By the Houston Oilers, wide receiver BUTCH JOHNSON, 30, to the Denver Broncos for a 1985 third-round draft choice. Miami sent cornerback GERALD SMALL, 28, to Atlanta for guard RON LEE, 27, and a draft pick. In other deals, Buffalo receiver PERRY TUTTLE, 25, went to Tampa Bay; Dallas cornerback ROD HILL, 25, went to Buffalo; and Washington picked up Pittsburgh guard RICK DONNALLEY, 25; all for undisclosed draft picks.
DIED: FREDDIE STEELE, 71, the world middleweight boxing champion from 1936 to '38, of complications from a stroke he suffered in 1980; in Aberdeen, Washington. He had a career record of 124-6-8, with 62 knockouts.
Waite Hoyt, 84, the Hall of Fame righthander, who pitched 21 major league seasons and was a broadcaster for 25 with the Reds; of heart failure, in Cincinnati (page 10).

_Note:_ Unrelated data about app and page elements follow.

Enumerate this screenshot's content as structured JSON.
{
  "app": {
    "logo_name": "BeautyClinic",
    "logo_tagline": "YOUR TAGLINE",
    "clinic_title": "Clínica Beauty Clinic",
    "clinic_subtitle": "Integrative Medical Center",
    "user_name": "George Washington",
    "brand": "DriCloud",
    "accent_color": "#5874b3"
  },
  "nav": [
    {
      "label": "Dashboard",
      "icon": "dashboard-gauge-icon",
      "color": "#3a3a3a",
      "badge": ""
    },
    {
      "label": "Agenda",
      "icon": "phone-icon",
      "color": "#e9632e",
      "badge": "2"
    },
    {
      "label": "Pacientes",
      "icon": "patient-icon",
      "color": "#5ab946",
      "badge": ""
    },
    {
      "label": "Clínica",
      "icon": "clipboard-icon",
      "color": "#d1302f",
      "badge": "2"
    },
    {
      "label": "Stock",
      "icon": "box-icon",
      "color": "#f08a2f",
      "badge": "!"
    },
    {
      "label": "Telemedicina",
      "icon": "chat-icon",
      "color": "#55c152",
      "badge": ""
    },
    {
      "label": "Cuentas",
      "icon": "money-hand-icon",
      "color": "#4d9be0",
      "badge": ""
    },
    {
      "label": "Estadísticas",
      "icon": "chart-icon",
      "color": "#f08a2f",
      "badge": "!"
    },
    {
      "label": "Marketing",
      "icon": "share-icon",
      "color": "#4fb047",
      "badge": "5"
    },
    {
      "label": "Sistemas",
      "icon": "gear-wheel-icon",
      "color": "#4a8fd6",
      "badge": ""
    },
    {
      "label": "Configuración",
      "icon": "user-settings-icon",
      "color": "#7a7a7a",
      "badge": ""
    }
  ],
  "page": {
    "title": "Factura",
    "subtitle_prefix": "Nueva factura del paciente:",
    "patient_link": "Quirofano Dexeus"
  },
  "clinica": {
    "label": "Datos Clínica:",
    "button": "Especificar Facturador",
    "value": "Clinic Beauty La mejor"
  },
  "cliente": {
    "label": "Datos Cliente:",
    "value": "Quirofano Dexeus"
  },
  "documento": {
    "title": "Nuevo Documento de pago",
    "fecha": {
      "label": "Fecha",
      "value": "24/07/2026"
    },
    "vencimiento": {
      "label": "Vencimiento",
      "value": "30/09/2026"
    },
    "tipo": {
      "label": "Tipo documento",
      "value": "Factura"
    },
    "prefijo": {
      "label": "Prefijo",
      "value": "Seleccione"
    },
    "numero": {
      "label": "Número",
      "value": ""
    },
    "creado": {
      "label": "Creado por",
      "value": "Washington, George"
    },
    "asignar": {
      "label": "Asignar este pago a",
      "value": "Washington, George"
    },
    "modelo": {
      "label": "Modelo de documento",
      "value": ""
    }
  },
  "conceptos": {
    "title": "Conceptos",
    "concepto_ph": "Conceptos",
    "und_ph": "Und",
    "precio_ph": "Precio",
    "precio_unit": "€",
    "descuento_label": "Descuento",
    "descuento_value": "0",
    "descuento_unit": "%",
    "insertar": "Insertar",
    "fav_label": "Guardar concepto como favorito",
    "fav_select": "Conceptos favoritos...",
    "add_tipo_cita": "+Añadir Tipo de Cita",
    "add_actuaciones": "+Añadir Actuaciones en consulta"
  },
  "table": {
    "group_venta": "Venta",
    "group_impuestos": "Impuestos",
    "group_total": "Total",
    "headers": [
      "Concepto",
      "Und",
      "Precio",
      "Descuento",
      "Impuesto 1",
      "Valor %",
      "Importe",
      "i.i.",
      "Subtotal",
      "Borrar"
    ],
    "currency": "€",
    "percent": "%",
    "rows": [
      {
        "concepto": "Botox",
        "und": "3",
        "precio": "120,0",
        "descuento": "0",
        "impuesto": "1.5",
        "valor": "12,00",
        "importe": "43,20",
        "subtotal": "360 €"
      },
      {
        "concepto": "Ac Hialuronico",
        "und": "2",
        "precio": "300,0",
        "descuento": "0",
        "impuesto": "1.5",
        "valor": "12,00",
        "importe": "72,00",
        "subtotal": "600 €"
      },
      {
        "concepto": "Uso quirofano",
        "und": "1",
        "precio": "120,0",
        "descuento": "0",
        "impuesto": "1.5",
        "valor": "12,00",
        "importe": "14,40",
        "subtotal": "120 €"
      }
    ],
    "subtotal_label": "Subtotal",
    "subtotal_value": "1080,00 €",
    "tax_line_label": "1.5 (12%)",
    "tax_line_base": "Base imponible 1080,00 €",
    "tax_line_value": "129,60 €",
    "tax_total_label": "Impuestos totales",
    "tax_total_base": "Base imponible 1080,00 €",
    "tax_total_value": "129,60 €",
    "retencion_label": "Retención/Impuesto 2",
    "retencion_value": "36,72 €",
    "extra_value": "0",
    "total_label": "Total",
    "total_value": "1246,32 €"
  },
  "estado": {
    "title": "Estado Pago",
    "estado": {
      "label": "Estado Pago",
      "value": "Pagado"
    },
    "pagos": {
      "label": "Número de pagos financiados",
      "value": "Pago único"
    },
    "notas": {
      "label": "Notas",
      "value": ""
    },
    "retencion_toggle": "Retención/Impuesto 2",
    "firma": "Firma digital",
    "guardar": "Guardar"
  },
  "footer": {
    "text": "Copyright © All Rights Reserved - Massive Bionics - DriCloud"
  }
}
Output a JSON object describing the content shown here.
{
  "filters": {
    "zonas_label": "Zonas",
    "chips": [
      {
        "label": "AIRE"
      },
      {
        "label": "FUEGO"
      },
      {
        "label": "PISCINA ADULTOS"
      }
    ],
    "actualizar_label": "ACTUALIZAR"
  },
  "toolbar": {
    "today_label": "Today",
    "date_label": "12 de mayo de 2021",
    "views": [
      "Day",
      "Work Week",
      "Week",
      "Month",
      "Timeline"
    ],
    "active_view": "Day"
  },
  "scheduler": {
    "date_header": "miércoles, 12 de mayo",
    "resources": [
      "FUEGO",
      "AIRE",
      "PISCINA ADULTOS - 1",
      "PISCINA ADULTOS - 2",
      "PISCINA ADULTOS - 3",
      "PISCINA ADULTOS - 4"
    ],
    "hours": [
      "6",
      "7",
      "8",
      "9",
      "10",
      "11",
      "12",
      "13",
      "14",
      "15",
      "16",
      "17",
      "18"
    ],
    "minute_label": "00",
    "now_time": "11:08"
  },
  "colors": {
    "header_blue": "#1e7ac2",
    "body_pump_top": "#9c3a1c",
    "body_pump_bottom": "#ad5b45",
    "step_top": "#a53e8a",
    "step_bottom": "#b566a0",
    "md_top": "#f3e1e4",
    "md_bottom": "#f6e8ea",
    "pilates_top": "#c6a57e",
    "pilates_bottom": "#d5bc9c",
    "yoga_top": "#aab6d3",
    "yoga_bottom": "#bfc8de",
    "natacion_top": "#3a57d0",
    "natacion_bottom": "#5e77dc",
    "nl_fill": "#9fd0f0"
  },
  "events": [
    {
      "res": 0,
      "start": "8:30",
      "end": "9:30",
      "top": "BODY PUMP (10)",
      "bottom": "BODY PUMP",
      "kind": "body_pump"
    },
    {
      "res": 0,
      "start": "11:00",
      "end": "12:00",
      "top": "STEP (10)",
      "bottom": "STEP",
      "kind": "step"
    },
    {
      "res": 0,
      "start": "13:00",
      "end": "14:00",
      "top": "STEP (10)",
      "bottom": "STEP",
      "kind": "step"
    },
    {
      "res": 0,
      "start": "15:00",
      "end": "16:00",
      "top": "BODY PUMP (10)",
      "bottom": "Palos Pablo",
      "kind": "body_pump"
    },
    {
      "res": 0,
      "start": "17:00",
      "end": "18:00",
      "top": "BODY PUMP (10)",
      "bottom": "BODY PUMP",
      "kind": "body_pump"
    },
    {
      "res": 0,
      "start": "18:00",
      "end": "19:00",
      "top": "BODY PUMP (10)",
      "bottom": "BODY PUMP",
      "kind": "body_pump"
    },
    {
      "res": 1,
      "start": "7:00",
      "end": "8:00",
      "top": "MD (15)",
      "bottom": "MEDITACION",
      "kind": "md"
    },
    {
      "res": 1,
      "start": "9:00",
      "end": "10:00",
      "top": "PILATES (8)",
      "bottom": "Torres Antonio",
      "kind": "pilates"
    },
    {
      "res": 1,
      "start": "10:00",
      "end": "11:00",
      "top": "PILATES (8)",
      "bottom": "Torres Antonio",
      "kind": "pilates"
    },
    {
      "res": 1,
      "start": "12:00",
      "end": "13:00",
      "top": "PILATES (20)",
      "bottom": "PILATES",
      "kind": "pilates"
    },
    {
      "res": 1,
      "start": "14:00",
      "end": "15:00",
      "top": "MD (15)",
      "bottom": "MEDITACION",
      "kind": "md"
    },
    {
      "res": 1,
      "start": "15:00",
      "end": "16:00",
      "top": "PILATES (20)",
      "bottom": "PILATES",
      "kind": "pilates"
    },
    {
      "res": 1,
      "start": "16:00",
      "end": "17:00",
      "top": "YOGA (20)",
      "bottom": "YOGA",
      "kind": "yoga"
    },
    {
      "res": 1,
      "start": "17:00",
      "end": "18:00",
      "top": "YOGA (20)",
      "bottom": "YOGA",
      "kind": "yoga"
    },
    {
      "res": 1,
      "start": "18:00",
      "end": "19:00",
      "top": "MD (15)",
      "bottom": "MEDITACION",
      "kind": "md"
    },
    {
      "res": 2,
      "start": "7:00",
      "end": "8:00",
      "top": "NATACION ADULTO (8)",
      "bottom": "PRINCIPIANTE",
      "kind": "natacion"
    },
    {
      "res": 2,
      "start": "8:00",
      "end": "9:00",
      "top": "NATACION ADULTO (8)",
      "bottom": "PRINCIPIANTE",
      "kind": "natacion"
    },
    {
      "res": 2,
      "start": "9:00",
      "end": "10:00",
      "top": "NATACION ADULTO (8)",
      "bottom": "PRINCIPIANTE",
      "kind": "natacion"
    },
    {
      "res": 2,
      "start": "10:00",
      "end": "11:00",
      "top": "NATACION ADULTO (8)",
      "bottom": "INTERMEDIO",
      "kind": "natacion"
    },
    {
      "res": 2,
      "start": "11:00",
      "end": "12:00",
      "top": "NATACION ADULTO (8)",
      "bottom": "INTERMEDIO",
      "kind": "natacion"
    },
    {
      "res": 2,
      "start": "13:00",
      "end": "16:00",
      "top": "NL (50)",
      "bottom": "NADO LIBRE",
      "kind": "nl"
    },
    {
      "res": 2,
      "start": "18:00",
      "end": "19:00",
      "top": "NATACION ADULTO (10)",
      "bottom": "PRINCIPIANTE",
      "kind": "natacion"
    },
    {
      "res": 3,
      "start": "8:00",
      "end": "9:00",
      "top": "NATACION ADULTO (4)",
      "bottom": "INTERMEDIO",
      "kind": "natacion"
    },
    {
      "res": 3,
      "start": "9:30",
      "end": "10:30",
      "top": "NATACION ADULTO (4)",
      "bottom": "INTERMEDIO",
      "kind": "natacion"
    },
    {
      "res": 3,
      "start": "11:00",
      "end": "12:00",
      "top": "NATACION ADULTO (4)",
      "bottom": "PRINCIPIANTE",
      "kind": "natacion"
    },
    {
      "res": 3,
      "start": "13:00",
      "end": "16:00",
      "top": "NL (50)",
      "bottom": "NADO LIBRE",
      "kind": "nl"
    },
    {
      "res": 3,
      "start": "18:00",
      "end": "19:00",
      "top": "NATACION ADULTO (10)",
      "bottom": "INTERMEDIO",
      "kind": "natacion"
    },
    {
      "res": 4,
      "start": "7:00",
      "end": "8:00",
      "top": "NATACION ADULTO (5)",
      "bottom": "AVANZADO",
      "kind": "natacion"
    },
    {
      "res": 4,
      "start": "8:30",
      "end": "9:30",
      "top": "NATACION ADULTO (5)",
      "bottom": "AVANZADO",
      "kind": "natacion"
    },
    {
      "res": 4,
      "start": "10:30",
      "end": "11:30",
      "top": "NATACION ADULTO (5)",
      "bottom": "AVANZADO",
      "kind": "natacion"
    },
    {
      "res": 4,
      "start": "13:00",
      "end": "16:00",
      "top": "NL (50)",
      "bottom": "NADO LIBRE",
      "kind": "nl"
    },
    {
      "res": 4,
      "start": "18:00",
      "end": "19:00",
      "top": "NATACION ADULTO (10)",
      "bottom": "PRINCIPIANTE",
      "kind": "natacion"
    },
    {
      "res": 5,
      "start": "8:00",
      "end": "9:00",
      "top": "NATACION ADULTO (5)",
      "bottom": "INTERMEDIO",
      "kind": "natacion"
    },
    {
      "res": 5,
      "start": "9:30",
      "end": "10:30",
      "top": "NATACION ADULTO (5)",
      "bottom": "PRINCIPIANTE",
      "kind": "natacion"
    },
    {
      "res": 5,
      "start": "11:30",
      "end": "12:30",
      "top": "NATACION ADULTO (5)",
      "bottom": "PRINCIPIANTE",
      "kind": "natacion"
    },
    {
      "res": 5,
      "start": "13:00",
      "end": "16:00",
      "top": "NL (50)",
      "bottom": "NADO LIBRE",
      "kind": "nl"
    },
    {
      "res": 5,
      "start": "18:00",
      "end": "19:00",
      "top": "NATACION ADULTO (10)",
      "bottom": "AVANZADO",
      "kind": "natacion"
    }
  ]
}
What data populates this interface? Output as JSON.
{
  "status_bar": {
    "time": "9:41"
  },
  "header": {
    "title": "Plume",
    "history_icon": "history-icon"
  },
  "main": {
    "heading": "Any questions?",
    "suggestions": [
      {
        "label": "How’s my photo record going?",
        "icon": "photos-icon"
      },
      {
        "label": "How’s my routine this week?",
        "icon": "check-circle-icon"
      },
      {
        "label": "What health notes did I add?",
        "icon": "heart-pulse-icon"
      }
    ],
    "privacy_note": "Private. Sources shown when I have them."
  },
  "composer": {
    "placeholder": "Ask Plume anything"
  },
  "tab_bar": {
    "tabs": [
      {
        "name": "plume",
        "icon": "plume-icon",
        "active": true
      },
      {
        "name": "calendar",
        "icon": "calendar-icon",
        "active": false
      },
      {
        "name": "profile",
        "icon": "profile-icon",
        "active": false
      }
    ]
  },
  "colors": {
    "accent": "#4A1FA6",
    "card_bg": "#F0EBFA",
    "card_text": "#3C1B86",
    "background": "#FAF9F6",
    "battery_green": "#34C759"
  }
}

Charley Robertson, 87, who gained fame when, as a rookie with the 1922 White Sox, he pitched the fifth of the nine regular-season perfect fames ever thrown, in his third major league start; in ort Worth. He was a major-leaguer for eight seasons and had a career record of 49-80.